Even though the Spring semester is due to start in barely a month many colleges are still very willing to consider transfer applicants.  Give some schools a call, it might surprise you how many options you have.  Try to remember that submitting a transfer application (or two!) are solely that: options.  Just because you do some applying this Christmas doesn’t mean you’ve decided to leave.  That said, as the middle of January rolls around and you’re dreading going back to school, wouldn’t it be nice to know you have a choice?

Worst case scenario and your transfer school of choice is not going to accept your application for spring you can always come home, attend community college for a semester, and reapply for the fall.  It could be a great way to save some money and refocus your goals!

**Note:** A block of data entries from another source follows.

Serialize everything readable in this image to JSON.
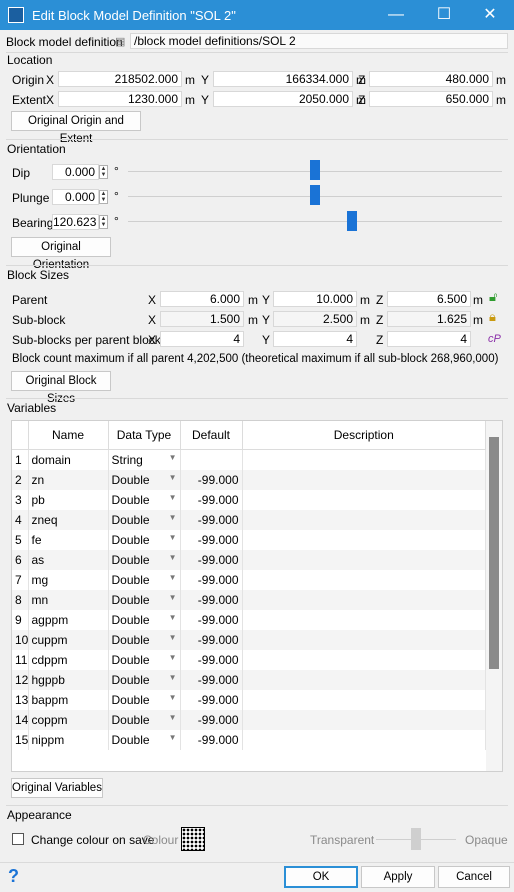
{
  "window": {
    "title": "Edit Block Model Definition \"SOL 2\"",
    "minimize": "—",
    "maximize": "☐",
    "close": "✕"
  },
  "definition": {
    "label": "Block model definition",
    "path": "/block model definitions/SOL 2"
  },
  "location": {
    "title": "Location",
    "origin_label": "Origin",
    "extent_label": "Extent",
    "x_label": "X",
    "y_label": "Y",
    "z_label": "Z",
    "unit": "m",
    "origin": {
      "x": "218502.000",
      "y": "166334.000",
      "z": "480.000"
    },
    "extent": {
      "x": "1230.000",
      "y": "2050.000",
      "z": "650.000"
    },
    "reset_button": "Original Origin and Extent"
  },
  "orientation": {
    "title": "Orientation",
    "degree": "°",
    "dip": {
      "label": "Dip",
      "value": "0.000",
      "level": 0.5
    },
    "plunge": {
      "label": "Plunge",
      "value": "0.000",
      "level": 0.5
    },
    "bearing": {
      "label": "Bearing",
      "value": "120.623",
      "level": 0.6
    },
    "reset_button": "Original Orientation"
  },
  "block_sizes": {
    "title": "Block Sizes",
    "x_label": "X",
    "y_label": "Y",
    "z_label": "Z",
    "unit": "m",
    "parent": {
      "label": "Parent",
      "x": "6.000",
      "y": "10.000",
      "z": "6.500"
    },
    "sub_block": {
      "label": "Sub-block",
      "x": "1.500",
      "y": "2.500",
      "z": "1.625"
    },
    "per_parent": {
      "label": "Sub-blocks per parent block",
      "x": "4",
      "y": "4",
      "z": "4"
    },
    "count_note": "Block count maximum if all parent 4,202,500 (theoretical maximum if all sub-block 268,960,000)",
    "reset_button": "Original Block Sizes"
  },
  "variables": {
    "title": "Variables",
    "columns": [
      "Name",
      "Data Type",
      "Default",
      "Description"
    ],
    "rows": [
      {
        "n": "1",
        "name": "domain",
        "type": "String",
        "default": "",
        "desc": ""
      },
      {
        "n": "2",
        "name": "zn",
        "type": "Double",
        "default": "-99.000",
        "desc": ""
      },
      {
        "n": "3",
        "name": "pb",
        "type": "Double",
        "default": "-99.000",
        "desc": ""
      },
      {
        "n": "4",
        "name": "zneq",
        "type": "Double",
        "default": "-99.000",
        "desc": ""
      },
      {
        "n": "5",
        "name": "fe",
        "type": "Double",
        "default": "-99.000",
        "desc": ""
      },
      {
        "n": "6",
        "name": "as",
        "type": "Double",
        "default": "-99.000",
        "desc": ""
      },
      {
        "n": "7",
        "name": "mg",
        "type": "Double",
        "default": "-99.000",
        "desc": ""
      },
      {
        "n": "8",
        "name": "mn",
        "type": "Double",
        "default": "-99.000",
        "desc": ""
      },
      {
        "n": "9",
        "name": "agppm",
        "type": "Double",
        "default": "-99.000",
        "desc": ""
      },
      {
        "n": "10",
        "name": "cuppm",
        "type": "Double",
        "default": "-99.000",
        "desc": ""
      },
      {
        "n": "11",
        "name": "cdppm",
        "type": "Double",
        "default": "-99.000",
        "desc": ""
      },
      {
        "n": "12",
        "name": "hgppb",
        "type": "Double",
        "default": "-99.000",
        "desc": ""
      },
      {
        "n": "13",
        "name": "bappm",
        "type": "Double",
        "default": "-99.000",
        "desc": ""
      },
      {
        "n": "14",
        "name": "coppm",
        "type": "Double",
        "default": "-99.000",
        "desc": ""
      },
      {
        "n": "15",
        "name": "nippm",
        "type": "Double",
        "default": "-99.000",
        "desc": ""
      }
    ],
    "reset_button": "Original Variables"
  },
  "appearance": {
    "title": "Appearance",
    "change_colour_label": "Change colour on save",
    "colour_label": "Colour",
    "transparent_label": "Transparent",
    "opaque_label": "Opaque"
  },
  "footer": {
    "help": "?",
    "ok": "OK",
    "apply": "Apply",
    "cancel": "Cancel"
  }
}
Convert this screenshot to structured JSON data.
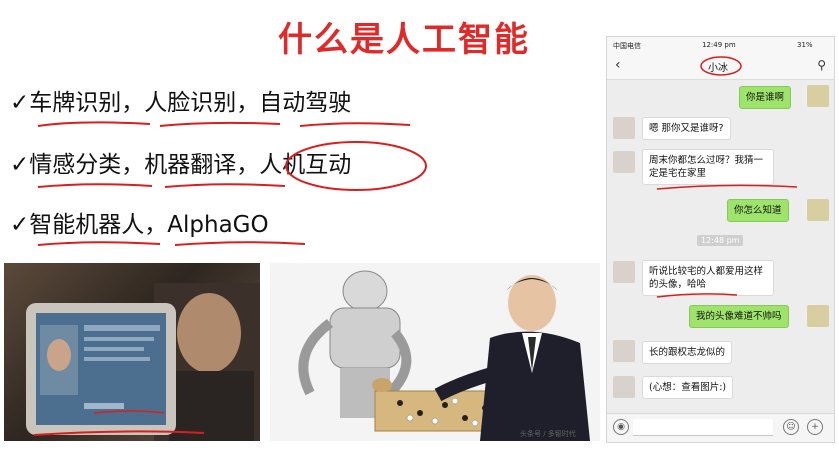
{
  "title": "什么是人工智能",
  "bullets": [
    "✓车牌识别，人脸识别，自动驾驶",
    "✓情感分类，机器翻译，人机互动",
    "✓智能机器人，AlphaGO"
  ],
  "phone": {
    "status": {
      "carrier": "中国电信",
      "time": "12:49 pm",
      "battery": "31%"
    },
    "contact": "小冰",
    "messages": [
      {
        "side": "right",
        "text": "你是谁啊"
      },
      {
        "side": "left",
        "text": "嗯 那你又是谁呀?"
      },
      {
        "side": "left",
        "text": "周末你都怎么过呀？我猜一定是宅在家里"
      },
      {
        "side": "right",
        "text": "你怎么知道"
      },
      {
        "side": "time",
        "text": "12:48 pm"
      },
      {
        "side": "left",
        "text": "听说比较宅的人都爱用这样的头像，哈哈"
      },
      {
        "side": "right",
        "text": "我的头像难道不帅吗"
      },
      {
        "side": "left",
        "text": "长的跟权志龙似的"
      },
      {
        "side": "left",
        "text": "(心想：查看图片:)"
      }
    ]
  },
  "watermark": "头条号 / 多智时代",
  "icons": [
    "back-arrow-icon",
    "user-icon",
    "voice-icon",
    "emoji-icon",
    "plus-icon"
  ],
  "colors": {
    "title": "#e02a2a",
    "annotation": "#d81f1f",
    "bubble_right": "#9fe46a"
  }
}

My biggest word of caution about transferring is about cost, however.  Many colleges are far less generous with scholarship dollars for transfers than they are for freshman.  It’s certainly something to ask about and consider while weighing options.

It might sound like I’m campaigning for transferring schools and, full disclosure, I was a transfer student myself, and it was the best decision I’ve ever made.  But it might not be the right path for you.  My purpose in covering this topic is simply to highlight that it could be a very positive move instead of the admission of failure that many students see it as.  Please reach out to me if this column speaks to your situation and you want to talk about your options.